'In difficult times as now, the call of the village is all that these migrants can hear,' observes Vijaya Pushkarna.
Five hours after Prime Minister Narendra Damodardas Modi announced the extension of the 21-day nationwide lockout, the police manning the Mehrauli-Badarpur road near Saket in south Delhi caught 55 migrant labourers trying to leave the city.
The police had learned from what happened on March 27 and 28 at East Delhi's Anand Vihar integrated transport depot.
Thousands of migrants had converged following rumours that buses and trains would take them back to Uttar Pradesh and Bihar, eventually forcing the government to do that -- in total violation of the lockdown.
So on April 14, the police summoned a couple of buses and dropped the migrants trying to escape out of the sealed borders at their homes in Saidulajab. These were not without a roof over their head or cash or food. In fact, they were trying to take back bags of rice and atta!
Atul Kumar Thakur, the deputy commissioner of police (south), revealed that as the police were talking them into staying put and abide by the lockdown, many said they wanted to go back to their villages, their families, and most notably, find a job there!
The Delhi location where they lived was not home.
As MSMEs express their inability to pay migrant labour their wages for the lockdown period, farmers and procurement agencies wonder how they will manage without the migrant labour who rushed back to their villages soon after the lockdown was clamped.
Finally, the value of the uncounted and unaccounted migrant labour has become boldly visible to everyone -- from families whose dependable domestic helps have gone, to industry bodies and government.
About four decades ago, frustrated members with small and shared land holdings in Bihar and eastern Uttar Pradesh went to the prosperous states of Punjab and Haryana, offered to work for a fraction of the going rate.
Soon they became indispensable, and for some operations -- like paddy transplantation --they remain so in spite of mechanization.
The two years before the Commonwealth Games 2010, in Delhi, huge machinery and very few men marked the construction sites as sports and other infrastructure came up in preparation for the event.
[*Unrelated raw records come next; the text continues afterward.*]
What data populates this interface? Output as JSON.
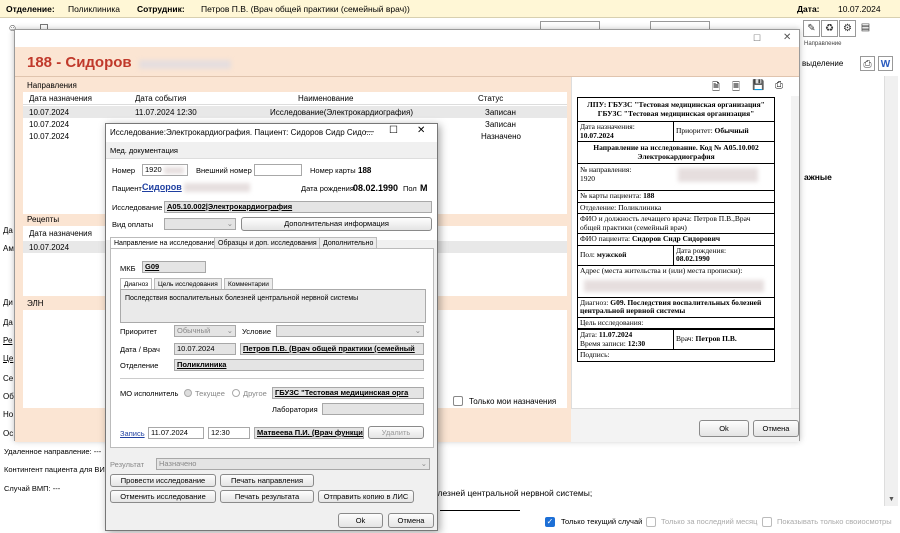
{
  "topbar": {
    "dept_label": "Отделение:",
    "dept_value": "Поликлиника",
    "emp_label": "Сотрудник:",
    "emp_value": "Петров П.В. (Врач общей практики (семейный врач))",
    "date_label": "Дата:",
    "date_value": "10.07.2024"
  },
  "main_window": {
    "title": "188 - Сидоров",
    "right_label": "Направление",
    "right_label2": "выделение",
    "bold_fragment": "ажные"
  },
  "directions": {
    "header": "Направления",
    "columns": [
      "Дата назначения",
      "Дата события",
      "Наименование",
      "Статус"
    ],
    "rows": [
      {
        "date": "10.07.2024",
        "event": "11.07.2024 12:30",
        "name": "Исследование(Электрокардиография)",
        "status": "Записан"
      },
      {
        "date": "10.07.2024",
        "event": "",
        "name": "",
        "status": "Записан"
      },
      {
        "date": "10.07.2024",
        "event": "",
        "name": "",
        "status": "Назначено"
      }
    ]
  },
  "recipes": {
    "header": "Рецепты",
    "col": "Дата назначения",
    "rows": [
      "10.07.2024"
    ]
  },
  "eln": {
    "header": "ЭЛН"
  },
  "left_fragments": [
    "Да",
    "Ам",
    "Ди",
    "Да",
    "Ре",
    "Це",
    "Се",
    "Об",
    "Но",
    "Ос"
  ],
  "left_bottom": {
    "remote": "Удаленное направление: ---",
    "contingent": "Контингент пациента для ВИЧ",
    "vmp": "Случай ВМП: ---"
  },
  "bottom_text": {
    "fragment1": "олезней центральной нервной системы;",
    "checkbox_mine": "Только мои назначения",
    "cb_current": "Только текущий случай",
    "cb_last_month": "Только за последний месяц",
    "cb_own": "Показывать только своиосмотры"
  },
  "outer_buttons": {
    "ok": "Ok",
    "cancel": "Отмена"
  },
  "dialog": {
    "title": "Исследование:Электрокардиография. Пациент: Сидоров Сидр Сидо...",
    "menu": "Мед. документация",
    "number_label": "Номер",
    "number_value": "1920",
    "ext_number_label": "Внешний номер",
    "card_label": "Номер карты",
    "card_value": "188",
    "patient_label": "Пациент",
    "patient_value": "Сидоров",
    "dob_label": "Дата рождения",
    "dob_value": "08.02.1990",
    "sex_label": "Пол",
    "sex_value": "М",
    "research_label": "Исследование",
    "research_value": "A05.10.002|Электрокардиография",
    "payment_label": "Вид оплаты",
    "extra_info_btn": "Дополнительная информация",
    "tabs": [
      "Направление на исследование",
      "Образцы и доп. исследования",
      "Дополнительно"
    ],
    "mkb_label": "МКБ",
    "mkb_value": "G09",
    "subtabs": [
      "Диагноз",
      "Цель исследования",
      "Комментарии"
    ],
    "diagnosis_text": "Последствия воспалительных болезней центральной нервной системы",
    "priority_label": "Приоритет",
    "priority_value": "Обычный",
    "condition_label": "Условие",
    "date_doctor_label": "Дата / Врач",
    "date_value": "10.07.2024",
    "doctor_value": "Петров П.В. (Врач общей практики (семейный",
    "dept_label": "Отделение",
    "dept_value": "Поликлиника",
    "mo_label": "МО исполнитель",
    "mo_current": "Текущее",
    "mo_other": "Другое",
    "mo_value": "ГБУЗС \"Тестовая медицинская орга",
    "lab_label": "Лаборатория",
    "record_link": "Запись",
    "record_date": "11.07.2024",
    "record_time": "12:30",
    "record_doctor": "Матвеева П.И. (Врач функцион",
    "delete_btn": "Удалить",
    "result_label": "Результат",
    "result_value": "Назначено",
    "btn_conduct": "Провести исследование",
    "btn_print_dir": "Печать направления",
    "btn_cancel_research": "Отменить исследование",
    "btn_print_result": "Печать результата",
    "btn_send_copy": "Отправить копию в ЛИС",
    "ok": "Ok",
    "cancel": "Отмена"
  },
  "print_doc": {
    "lpu": "ЛПУ: ГБУЗС \"Тестовая медицинская организация\" ГБУЗС \"Тестовая медицинская организация\"",
    "assign_date_label": "Дата назначения:",
    "assign_date": "10.07.2024",
    "priority_label": "Приоритет:",
    "priority": "Обычный",
    "heading": "Направление на исследование. Код № A05.10.002 Электрокардиография",
    "dir_no_label": "№ направления:",
    "dir_no": "1920",
    "card_label": "№ карты пациента:",
    "card": "188",
    "dept": "Отделение: Поликлиника",
    "doctor": "ФИО и должность лечащего врача: Петров П.В.,Врач общей практики (семейный врач)",
    "fio_label": "ФИО пациента:",
    "fio": "Сидоров Сидр Сидорович",
    "sex_label": "Пол:",
    "sex": "мужской",
    "dob_label": "Дата рождения:",
    "dob": "08.02.1990",
    "address": "Адрес (места жительства и (или) места прописки):",
    "diag_label": "Диагноз:",
    "diag": "G09. Последствия воспалительных болезней центральной нервной системы",
    "goal": "Цель исследования:",
    "date_label": "Дата:",
    "date": "11.07.2024",
    "time_label": "Время записи:",
    "time": "12:30",
    "doc_label": "Врач:",
    "doc": "Петров П.В.",
    "sign": "Подпись:"
  }
}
There was a design behind it.
Experience of the Asiad 1982 projects showed that the labour that had been brought in construction was not so mechanised then to the capital stayed put, to earn a living wherever possible, however possible! They were seen as scum in the capital.
When they went back to the villages -- to cast their vote or for harvesting or a wedding -- they generally brought back more villagers to work in the city. They found jobs, primarily in the construction sector.
Big projects like the expanding Delhi Metro, the expressways and national highways that have made Delhi a world-class city are, however, largely the work of powerful, monstrous looking machines.
In difficult times as now, the call of the village is all that these migrants can hear.
And contrary to the way they were viewed post the Asiad 1982, now their urge to go back home has rattled urban India.
If the migrant labour manage to go back in large numbers, will they be missed?
Will they return?
Should they return?
What will be the impact of their decision on the economy, on development?
These and many other tough and yet relevant questions are what policy makers have to ask and answer as they work to make India's migrant labour count, for their contribution to the economy.
The time for doing that has come, and it is now.
Policy analyst Devinder Sharma believes that agriculture was "deliberately killed" and farmers were by design "moved out of agriculture to participate in the building of the economy" by making farm incomes non remunerative.
The NITI Aayog, he says, points to real income growth in agriculture being less than half a per cent annually between 2011-2012 and 2015-2016, and in the next two years, it was near zero.
Citing reports of the OECD (Organisation for Economic Co-operation and Development) Sharma says that between 2000 and 2016, farmers suffered losses of Rs 45 lakh crores.
"If that had gone to them, why would they have run to the cities to work as migrant labour?" he asks.
The OECD's July 2018 Review of Agriculture in India looks, among other things, at what role will the small land holder have in agriculture.
And in this context, the report calls for structural adjustments involving the transition of significant amounts of labour to other activities.
It also points out that with many of the current generation of agricultural workers having relatively low levels of education, they will only be able to transition out of agriculture if low skilled manufacturing, construction or services jobs become available.
But even ahead of this report, the migrant labour have done that -- left villages, agriculture and families -- to work in construction and other small areas in urban India.
But as a new truth of life dawns on them in the cities with sealed borders and factories locked down, that is exactly the kind of jobs migrants around the national capital are trying to run away from.
The impact of the lockdown on account of the coronavirus seems to suggest that farmers-turned-migrant labour also want to work from home where they will breathe fresh air instead of a dozen of them being cooped in tiny urban jhuggis. And feel the warmth and assurance that comes from the family.
Even if Prime Minister Modi's promise of doubling farm incomes by 2022 does not come true.